Problem description :: Write out each record below exactly, without pictures.
--- Material provided ---
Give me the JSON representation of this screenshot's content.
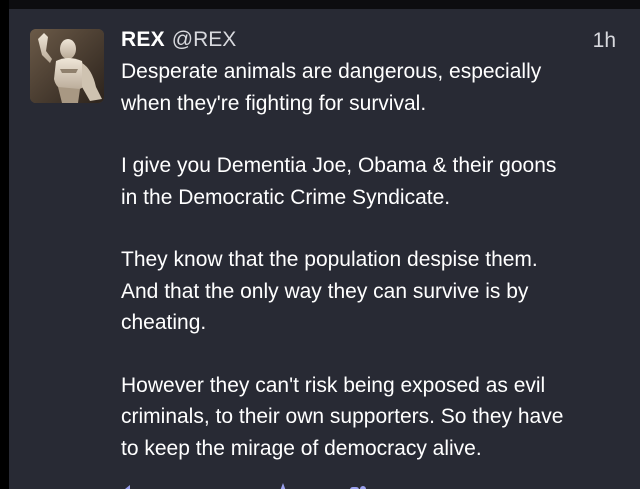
{
  "post": {
    "display_name": "REX",
    "handle": "@REX",
    "timestamp": "1h",
    "paragraphs": [
      [
        "Desperate animals are dangerous, especially",
        "when they're fighting for survival."
      ],
      [
        "I give you Dementia Joe, Obama & their goons",
        "in the Democratic Crime Syndicate."
      ],
      [
        "They know that the population despise them.",
        "And that the only way they can survive is by",
        "cheating."
      ],
      [
        "However they can't risk being exposed as evil",
        "criminals, to their own supporters. So they have",
        "to keep the mirage of democracy alive."
      ]
    ]
  },
  "actions": [
    {
      "icon": "reply-icon"
    },
    {
      "icon": "boost-icon"
    },
    {
      "icon": "favourite-icon"
    },
    {
      "icon": "bookmark-icon"
    },
    {
      "icon": "more-icon"
    }
  ],
  "colors": {
    "background": "#282a34",
    "text": "#ffffff",
    "muted": "#d8d9de",
    "icon": "#9aa0ee"
  }
}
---
Solution to this task ::
Give me the JSON representation of this screenshot's content.
{
  "post": {
    "display_name": "REX",
    "handle": "@REX",
    "timestamp": "1h",
    "paragraphs": [
      [
        "Desperate animals are dangerous, especially",
        "when they're fighting for survival."
      ],
      [
        "I give you Dementia Joe, Obama & their goons",
        "in the Democratic Crime Syndicate."
      ],
      [
        "They know that the population despise them.",
        "And that the only way they can survive is by",
        "cheating."
      ],
      [
        "However they can't risk being exposed as evil",
        "criminals, to their own supporters. So they have",
        "to keep the mirage of democracy alive."
      ]
    ]
  },
  "actions": [
    {
      "icon": "reply-icon"
    },
    {
      "icon": "boost-icon"
    },
    {
      "icon": "favourite-icon"
    },
    {
      "icon": "bookmark-icon"
    },
    {
      "icon": "more-icon"
    }
  ],
  "colors": {
    "background": "#282a34",
    "text": "#ffffff",
    "muted": "#d8d9de",
    "icon": "#9aa0ee"
  }
}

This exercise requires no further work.